#### Records from a dataset:
[Start of Attachment]

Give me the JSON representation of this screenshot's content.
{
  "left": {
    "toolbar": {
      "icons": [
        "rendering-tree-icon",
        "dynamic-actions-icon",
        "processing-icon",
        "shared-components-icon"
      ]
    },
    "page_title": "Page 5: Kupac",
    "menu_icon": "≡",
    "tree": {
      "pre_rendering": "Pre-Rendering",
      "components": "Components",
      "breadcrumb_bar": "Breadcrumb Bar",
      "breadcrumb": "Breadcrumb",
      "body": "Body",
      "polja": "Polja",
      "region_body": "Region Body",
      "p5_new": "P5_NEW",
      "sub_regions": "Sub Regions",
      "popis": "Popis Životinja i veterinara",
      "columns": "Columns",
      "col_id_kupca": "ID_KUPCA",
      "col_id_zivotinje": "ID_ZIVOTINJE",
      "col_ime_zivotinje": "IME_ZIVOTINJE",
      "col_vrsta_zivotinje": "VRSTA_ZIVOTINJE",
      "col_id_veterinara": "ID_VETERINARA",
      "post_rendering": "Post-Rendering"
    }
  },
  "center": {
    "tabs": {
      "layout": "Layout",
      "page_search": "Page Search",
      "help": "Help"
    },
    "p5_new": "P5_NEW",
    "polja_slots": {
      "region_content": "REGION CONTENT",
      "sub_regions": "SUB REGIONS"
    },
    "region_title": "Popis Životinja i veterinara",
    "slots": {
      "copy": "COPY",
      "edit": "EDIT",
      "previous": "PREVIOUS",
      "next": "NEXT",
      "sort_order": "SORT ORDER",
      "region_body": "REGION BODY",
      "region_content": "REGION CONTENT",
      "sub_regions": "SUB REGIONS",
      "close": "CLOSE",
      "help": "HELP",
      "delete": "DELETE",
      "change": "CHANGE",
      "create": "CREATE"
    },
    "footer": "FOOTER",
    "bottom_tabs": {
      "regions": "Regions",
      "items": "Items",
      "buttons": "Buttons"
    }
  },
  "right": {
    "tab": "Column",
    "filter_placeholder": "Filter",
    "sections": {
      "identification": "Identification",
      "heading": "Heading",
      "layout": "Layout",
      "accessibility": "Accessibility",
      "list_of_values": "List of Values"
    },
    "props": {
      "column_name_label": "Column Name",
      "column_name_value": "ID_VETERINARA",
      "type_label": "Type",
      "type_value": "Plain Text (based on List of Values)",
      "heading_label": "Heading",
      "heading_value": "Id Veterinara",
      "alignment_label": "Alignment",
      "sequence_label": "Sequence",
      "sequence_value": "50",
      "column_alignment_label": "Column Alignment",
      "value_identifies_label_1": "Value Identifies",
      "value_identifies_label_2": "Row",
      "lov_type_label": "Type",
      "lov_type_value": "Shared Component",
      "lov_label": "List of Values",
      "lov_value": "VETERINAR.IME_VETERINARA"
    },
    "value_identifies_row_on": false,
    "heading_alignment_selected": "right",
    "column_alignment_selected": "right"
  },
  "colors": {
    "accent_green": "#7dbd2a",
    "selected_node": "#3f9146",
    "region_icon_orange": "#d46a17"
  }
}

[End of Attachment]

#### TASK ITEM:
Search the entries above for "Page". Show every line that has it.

#### EXPECTED ANSWER:
    "page_title": "Page 5: Kupac",
      "page_search": "Page Search",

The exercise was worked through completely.